Former All Black Dan Carter. Photo / Supplied
Former All Black Dan Carter and Tim Harper talk to Rahul Bhattarai about new digital art business, Glorious.
What does your business do?
Tim: Glorious is a creative studio and marketplace, where the world’s finest
artists can create and sell their digital art online in the form of non-fungible tokens (NFTs). [NFTs are virtual tokens that use blockchain technology to record proof of ownership of unique or scarce items].
We are currently working with artists, musicians, athletes, and copyright holders, including Six60 and Dick Frizzell.
Why did you name your business Glorious?
Tim: When four of us co-founders Scott McLiver, Murray Thom and Dan Carter met on our first zoom call during the 2021 February lockdown. Murray instantaneously named the company Glorious.
What was the motivation for starting it?
Dan: As I approached the final stages of my career, what drove me initially was the understanding of a new commercial opportunity for athletes.
Because professional sport is the space that’s been driving me for the last 18 years it was nice to be back at the start line learning new skills. The more I learned about blockchain technology the more I realised its potential and different ways to create rare but desirable content for our fans to own or even trade if they wish.
There have been so many examples in the NFT space recently that have caught my eye – from NBA’s TopShot, Tom Brady’s NFT platform to even the legendary Lionel Messi doing his NFT project last month.
Tim: We were intrigued by this idea that a content creator can now upload something online and prove that they are the original owners of their work using blockchain technology. We also loved that NFTs enabled artists to earn perpetual royalties whenever their work is sold on the secondary marketplace. This is a revenue stream that until now hadn’t been unattainable by artists.
Soon after our first meeting, a digital artist called Beeple sold an NFT of his work for US$69 million ($100m) at Christie’s auction house. And this sale gave us confidence about the market and the potential appetite for people to own original, authenticated digital art.
What kind of experience or background do you have that made you good co-founders for this gig?
Dan: Like any sports team, for any good business, you will also need a culture, vision, and values we live by day to day, that is something I worked on in the early days with the Glorious team. With my experience of being a professional rugby player, having worked with a lot of commercial partners over the years I hope to be able to connect with the right people to join us in this Glorious journey we are on.

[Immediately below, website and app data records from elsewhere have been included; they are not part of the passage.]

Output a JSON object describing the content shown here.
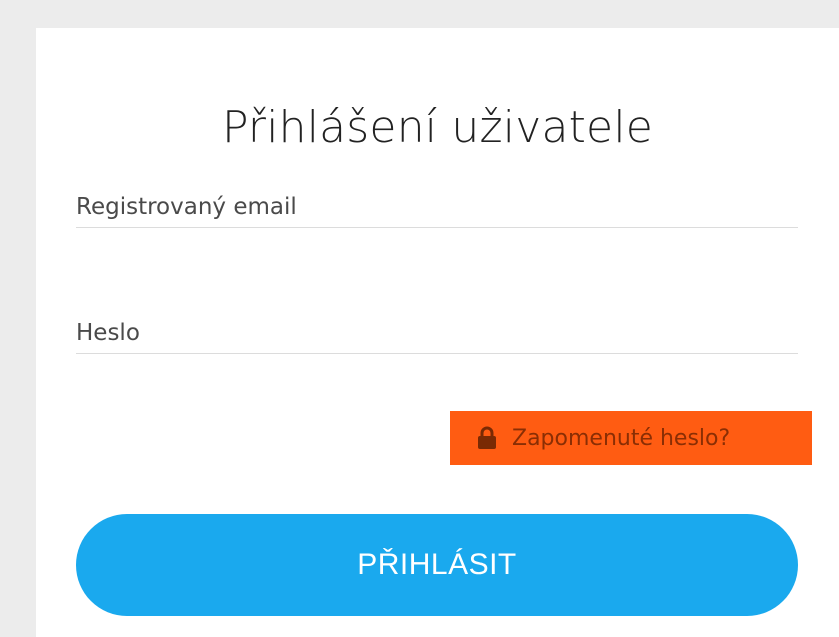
{
  "login": {
    "title": "Přihlášení uživatele",
    "email_placeholder": "Registrovaný email",
    "email_value": "",
    "password_placeholder": "Heslo",
    "password_value": "",
    "forgot_password_label": "Zapomenuté heslo?",
    "forgot_password_icon": "lock-icon",
    "submit_label": "PŘIHLÁSIT"
  },
  "colors": {
    "page_background": "#ececec",
    "card_background": "#ffffff",
    "button_accent": "#1aa9ee",
    "forgot_highlight": "#ff5c12",
    "forgot_text": "#8a2e04"
  }
}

Tim: I have a Masters in Science from Otago University and have spent the past decade working as a creative director and producer across music, publishing, and film production. I co-created The Great New Zealand Songbook with Murray Thom and together we created The Great New Zealand Cookbook – including various spin-offs – and more recently, the Offering project where we raised over $500,000 for The Salvation Army. My favorite thing in the world is collaborating with creatives to create beautiful, unique projects that bring joy to both the giver and the receiver.

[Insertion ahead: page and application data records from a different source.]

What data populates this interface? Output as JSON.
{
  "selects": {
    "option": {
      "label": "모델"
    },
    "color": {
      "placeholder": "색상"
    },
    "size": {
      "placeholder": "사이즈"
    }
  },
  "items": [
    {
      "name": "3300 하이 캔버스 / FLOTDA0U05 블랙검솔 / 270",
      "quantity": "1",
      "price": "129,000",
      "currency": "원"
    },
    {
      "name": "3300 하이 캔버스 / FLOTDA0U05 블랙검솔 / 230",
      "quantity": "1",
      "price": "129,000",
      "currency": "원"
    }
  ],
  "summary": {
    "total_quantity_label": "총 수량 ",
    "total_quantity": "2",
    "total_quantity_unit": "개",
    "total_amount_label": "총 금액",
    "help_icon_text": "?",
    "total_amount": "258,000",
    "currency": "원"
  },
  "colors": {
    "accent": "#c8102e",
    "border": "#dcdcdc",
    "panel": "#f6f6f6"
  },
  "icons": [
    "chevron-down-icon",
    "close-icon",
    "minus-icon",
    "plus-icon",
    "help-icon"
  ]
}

How big is the team today?
Tim: We are eight of us, including [former Solicitor General] Michael Heron, who is our chairman and a director and we have two technology partners, Sylo and Centrality.
Sylo is a software development house focused on developing communications and FinTech solutions. Centrality is the creators of the Cennznet blockchain, which is a greener, proof of stake blockchain specifically focused on improving the experience of creating and deploying non-fungible assets.
What’s your focus for the remainder of the year?
Tim: Our focus is to educate people about NFTs and digital art. More importantly, we want to create an amazing user experience that facilitates the discovery, purchase, and display of art on digital screens at home.
What are your long-term plans, and where do you see the brand in five years?
Tim: Our long-term plan is to make NFTs mainstream in New Zealand and to be a significant Kiwi tech start-up in the world.
How does your business stand out in comparison to other businesses in the market – what makes it unique?
Tim: What differentiates Glorious from other NFT marketplaces is our singular focus on creating work that is truly enduring and is anchored around artistic quality. We are firmly positioning ourselves at the premium end of the market as we believe it is the “masterpiece” and NFTs that will endure, not the “cash grab” NFTs that are currently flooding the market.
We want to partner with content creators who value brand integrity, stewardship, protection, and legacy as much as we do. We offer an end-to-end solution for both content creators and their customers.
The digital collections created and released through Glorious are designed to be shared and displayed like works of art, whether that be on your smartphone, your home television screen, or a digital frame at the office.
What does the competition look like in this market?
Tim: While we are the first NFT creative studio and marketplace in New Zealand, we expect to see huge growth in this area over the next two years at the local level. Internationally, we are excited to announce over the coming weeks some partnerships that we have lined up which will hopefully see Glorious become a truly, international brand.
Our approach to digital art centers around the creation of enduring work that benefit all parties involved.
What advice do you give to people wanting to start a business?
Dan: It’s important to surround yourself with the right people. People you can trust and have the same drive and desire as you. Most importantly have a growth mindset and be open to learning new things every day.